Before becoming shorthand for unrelentingly aggressive mechanized bass drops, dubstep emerged from East London in the early 2000s as a conduit for dark riddims drawing from two-step garage, jungle, dub reggae, broken beat, and tech-house; mutating subbass seemed like the only common denominator. While Ashton's strain of breakbeat pressure is more chest-palpitating and grin-inducing than some of dubstep's moodier originators, he carries on the tradition of pitch-bent tempo shifts in his recombinant style.
Ashton's sonic fringes have always included springy reggae and bangin' hip-hop alongside wonky future bass, making Bay Area Vibez a perfect showcase. It's not only an opportunity to test the elasticity and volume of his tonal coif; the show has personal resonance and will be dotted with references and sonic humor extending all the way to his roots.
"Getting to play outside, down on the water in Oakland is something I've been begging my team to do forever.Then I heard it was Pretty [Damian Marley tour manager Albert 'Pretty' Cooke] and his family organizing it and it became something mandatory I play," Aston says. "Pretty is a big presence, a long dreadlocked Rastafarian dude who really took me under his wing in the late '90s when I was opening for Spearhead. He'd laugh at me for setting up my gear on basically a fold-out kitchen table, tell me to get a black curtain to hang in front so people wouldn't be laughing at my legs.

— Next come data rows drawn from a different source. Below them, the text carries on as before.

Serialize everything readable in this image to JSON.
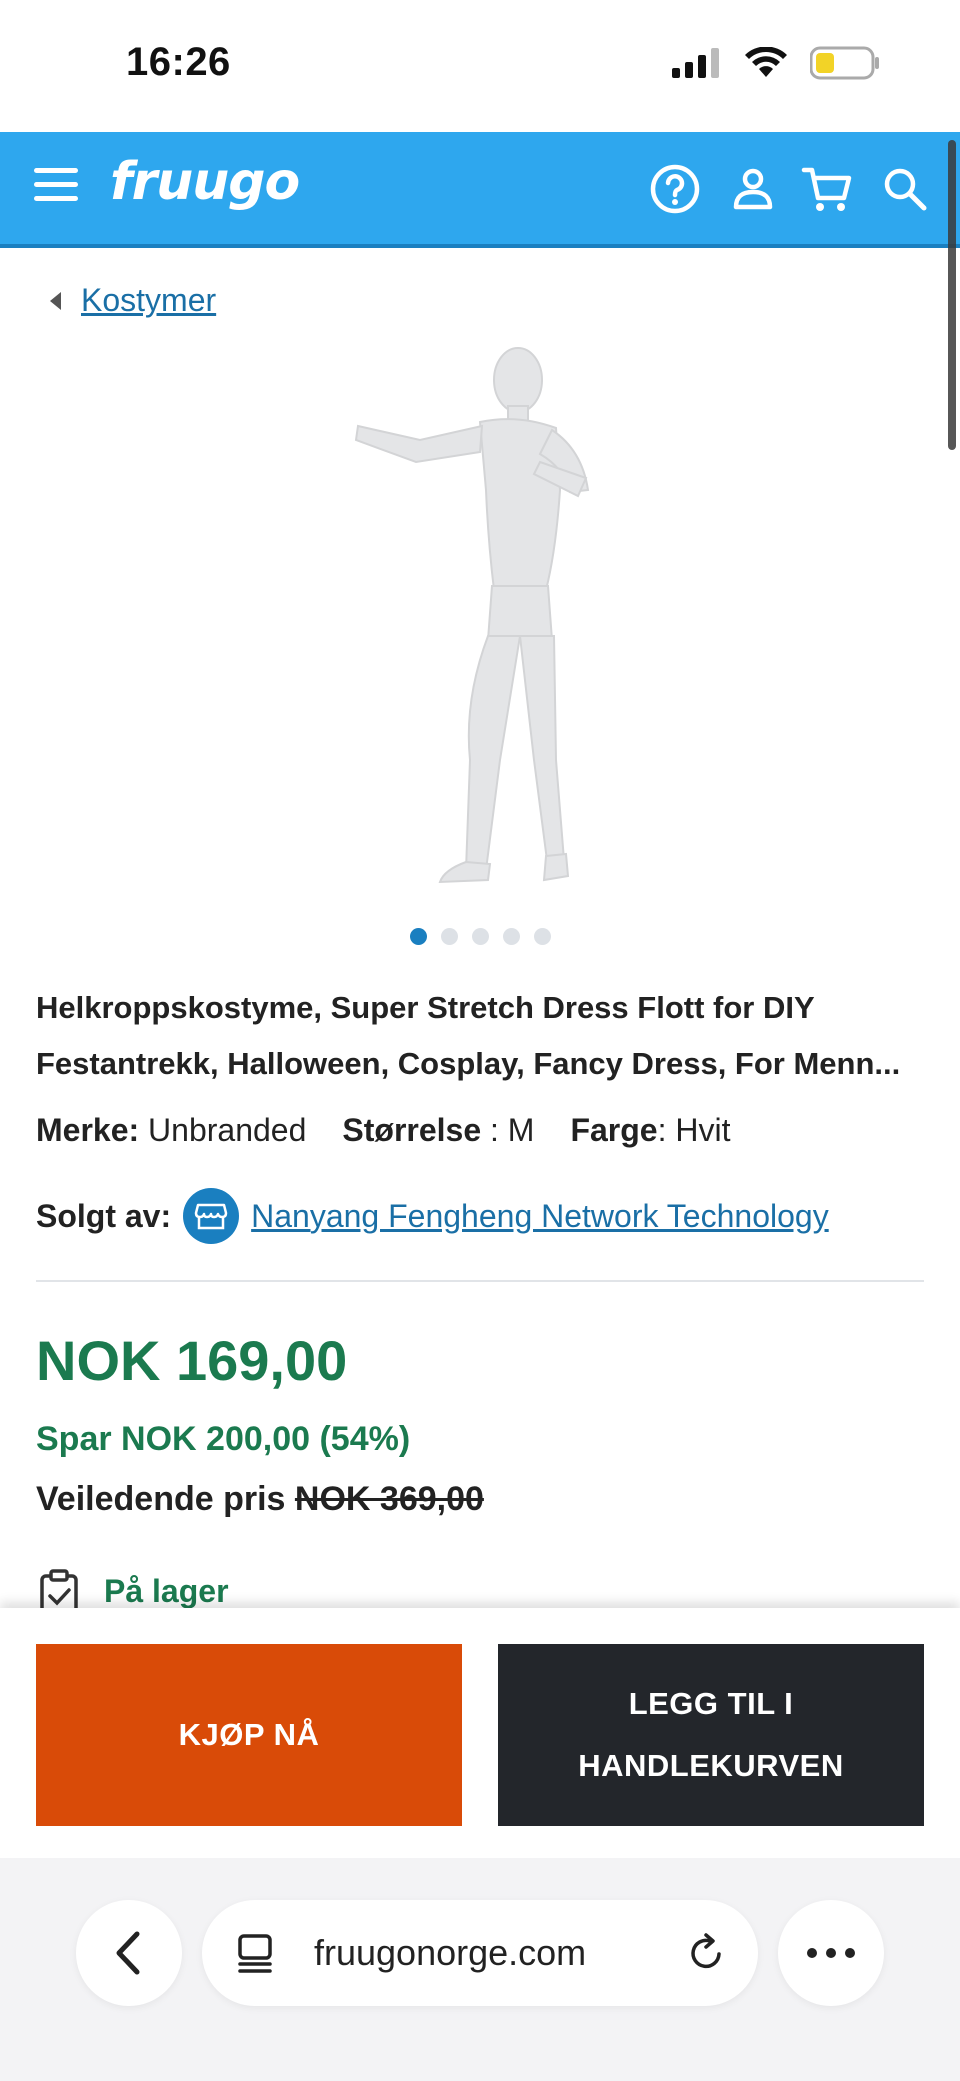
{
  "status_bar": {
    "time": "16:26"
  },
  "header": {
    "logo": "fruugo"
  },
  "breadcrumb": {
    "label": "Kostymer"
  },
  "gallery": {
    "total_images": 5,
    "active_index": 0
  },
  "product": {
    "title": "Helkroppskostyme, Super Stretch Dress Flott for DIY Festantrekk, Halloween, Cosplay, Fancy Dress, For Menn...",
    "brand_label": "Merke:",
    "brand_value": "Unbranded",
    "size_label": "Størrelse",
    "size_value": ": M",
    "color_label": "Farge",
    "color_value": ": Hvit",
    "seller_label": "Solgt av:",
    "seller_name": "Nanyang Fengheng Network Technology"
  },
  "pricing": {
    "price": "NOK 169,00",
    "savings": "Spar NOK 200,00 (54%)",
    "rrp_label": "Veiledende pris",
    "rrp_value": "NOK 369,00",
    "stock": "På lager"
  },
  "actions": {
    "buy_now": "KJØP NÅ",
    "add_to_cart": "LEGG TIL I HANDLEKURVEN"
  },
  "browser": {
    "url": "fruugonorge.com"
  },
  "colors": {
    "header_blue": "#2ea7ee",
    "price_green": "#1b7a4f",
    "buy_orange": "#d94b08",
    "cart_dark": "#23262b",
    "link_blue": "#1a6fa6"
  }
}
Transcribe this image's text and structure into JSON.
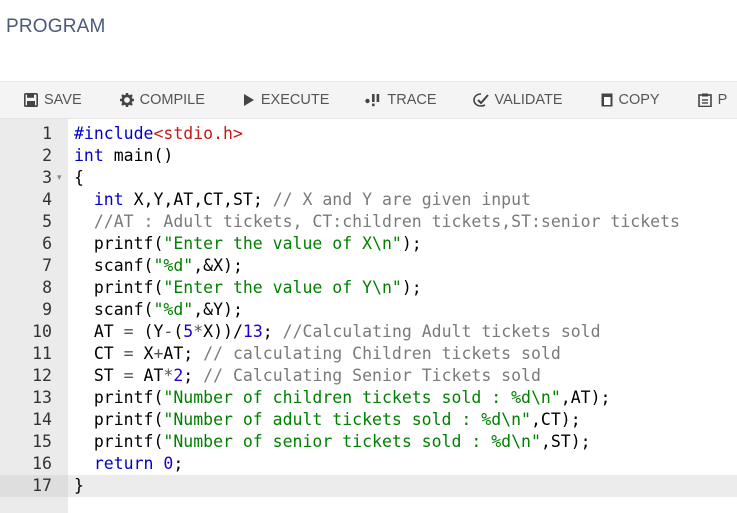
{
  "page": {
    "title": "PROGRAM"
  },
  "toolbar": {
    "buttons": [
      {
        "label": "SAVE",
        "icon": "save-icon"
      },
      {
        "label": "COMPILE",
        "icon": "gear-icon"
      },
      {
        "label": "EXECUTE",
        "icon": "play-icon"
      },
      {
        "label": "TRACE",
        "icon": "trace-icon"
      },
      {
        "label": "VALIDATE",
        "icon": "check-icon"
      },
      {
        "label": "COPY",
        "icon": "copy-icon"
      },
      {
        "label": "P",
        "icon": "paste-icon"
      }
    ]
  },
  "editor": {
    "language": "c",
    "active_line": 17,
    "lines": [
      {
        "n": "1",
        "fold": "",
        "text": "#include<stdio.h>"
      },
      {
        "n": "2",
        "fold": "",
        "text": "int main()"
      },
      {
        "n": "3",
        "fold": "▾",
        "text": "{"
      },
      {
        "n": "4",
        "fold": "",
        "text": "  int X,Y,AT,CT,ST; // X and Y are given input"
      },
      {
        "n": "5",
        "fold": "",
        "text": "  //AT : Adult tickets, CT:children tickets,ST:senior tickets"
      },
      {
        "n": "6",
        "fold": "",
        "text": "  printf(\"Enter the value of X\\n\");"
      },
      {
        "n": "7",
        "fold": "",
        "text": "  scanf(\"%d\",&X);"
      },
      {
        "n": "8",
        "fold": "",
        "text": "  printf(\"Enter the value of Y\\n\");"
      },
      {
        "n": "9",
        "fold": "",
        "text": "  scanf(\"%d\",&Y);"
      },
      {
        "n": "10",
        "fold": "",
        "text": "  AT = (Y-(5*X))/13; //Calculating Adult tickets sold"
      },
      {
        "n": "11",
        "fold": "",
        "text": "  CT = X+AT; // calculating Children tickets sold"
      },
      {
        "n": "12",
        "fold": "",
        "text": "  ST = AT*2; // Calculating Senior Tickets sold"
      },
      {
        "n": "13",
        "fold": "",
        "text": "  printf(\"Number of children tickets sold : %d\\n\",AT);"
      },
      {
        "n": "14",
        "fold": "",
        "text": "  printf(\"Number of adult tickets sold : %d\\n\",CT);"
      },
      {
        "n": "15",
        "fold": "",
        "text": "  printf(\"Number of senior tickets sold : %d\\n\",ST);"
      },
      {
        "n": "16",
        "fold": "",
        "text": "  return 0;"
      },
      {
        "n": "17",
        "fold": "",
        "text": "}"
      }
    ]
  }
}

So it's great to get to do this with him. Plus, it's the only Bay Area play I have this year in celebration of the mixtape Into the Sun released back in June], and it's my chance to play for all my friends, people who were at Bassnectar shows in 1998, that became fans in 2008, and potential new fans. There's such a history here; it feels like an avalanche of momentum."

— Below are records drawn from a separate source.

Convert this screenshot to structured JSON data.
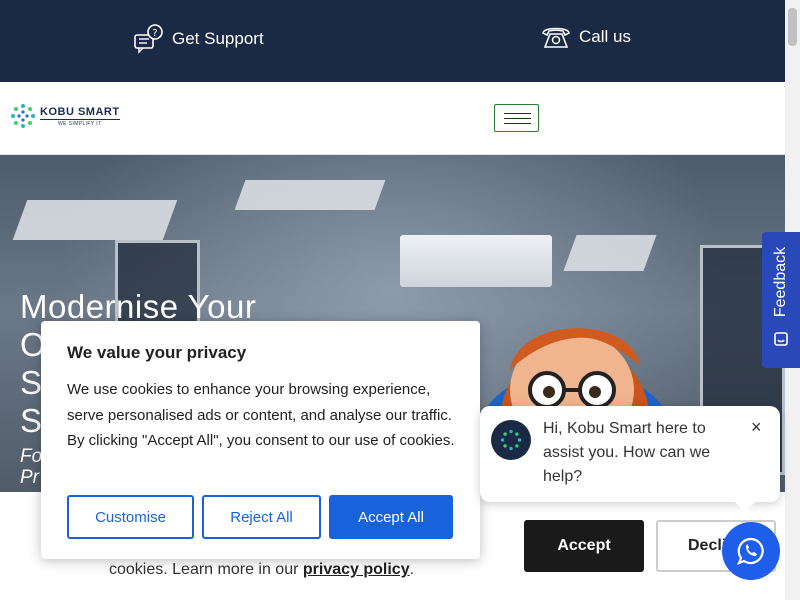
{
  "topbar": {
    "support_label": "Get Support",
    "support_icon": "support-chat-icon",
    "call_label": "Call us",
    "call_icon": "phone-icon",
    "background": "#1b2a44"
  },
  "header": {
    "logo_name": "KOBU SMART",
    "logo_tagline": "WE SIMPLIFY IT",
    "menu_icon": "hamburger-icon"
  },
  "hero": {
    "title_lines": [
      "Modernise Your",
      "O",
      "S",
      "S"
    ],
    "subtitle_lines": [
      "Fo",
      "Pr"
    ]
  },
  "feedback": {
    "label": "Feedback",
    "color": "#2a49b8"
  },
  "consent": {
    "title": "We value your privacy",
    "body": "We use cookies to enhance your browsing experience, serve personalised ads or content, and analyse our traffic. By clicking \"Accept All\", you consent to our use of cookies.",
    "customise_label": "Customise",
    "reject_label": "Reject All",
    "accept_label": "Accept All",
    "accent": "#1863dc"
  },
  "cookie_bar": {
    "text_prefix": "cookies. Learn more in our ",
    "link_label": "privacy policy",
    "text_suffix": ".",
    "accept_label": "Accept",
    "decline_label": "Decli"
  },
  "chat": {
    "message": "Hi, Kobu Smart here to assist you. How can we help?",
    "close_label": "×",
    "whatsapp_icon": "whatsapp-icon"
  }
}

Ashton's aggregate of sounds and scenes has been snowballing from Northern California since he picked up a guitar at 16 to rebel against a conservative Christian upbringing and explore various shades of extreme. The influence of the underground led a young Ashton to put on free death metal shows in the Cupertino Public Library basement. The tribal energy generated almost blew his mind. "I cracked my head on the ceiling the first show, and I had to go to the hospital," he says.
His interest in death metal led to an obsession with electronic music thanks to Stanford's radio station, KZSU. "I'd record the death metal show late at night and my tape would turn over while I was sleeping and record the experimental techno show," says Ashton, who took that chance discovery as a sign to search out San Francisco's warehouse raves.

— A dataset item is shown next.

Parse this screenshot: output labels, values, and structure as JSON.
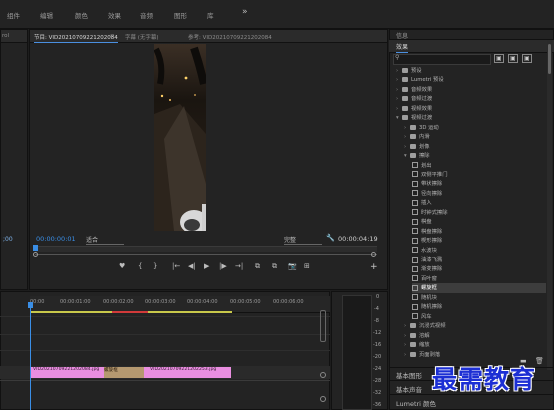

"I loved the dynamic of the hardcore psychedelic acid trance main floor and the side chillout room where people were fearlessly playing a record of waterfall sound effects into a record of storybook spoken word into another of chanting Gregorian monks," he recalls. "It sounded like artistic collages."
That freeform, overlapping aesthetic has served Ashton well as he transitioned far beyond dorm parties, commandeered beaches, and five short gigs a night at Burning Man. He has been part of waves of what he calls "youth culture riot music" without getting caught in the current. "You can talk about genre all day, but I talk about it as different levels of intensity. Even my Exhumed and death metal influences get slipped in still, but you wouldn't know it. They rarely take the concrete shape of a guitar; it's more in the heaviness."
Even though he says Bassnectar may condense to a six-month-on/six-month-off model so he can "appreciate being in the present" rather than worrying about expanding, Ashton promises to be in "maniac art mode" when active. The "long-haired stoner" that never fit in at Bellarmine College Preparatory school still sees the Bay Area Vibez show as just another open field, scouted out by a friend, and ready to be serenaded.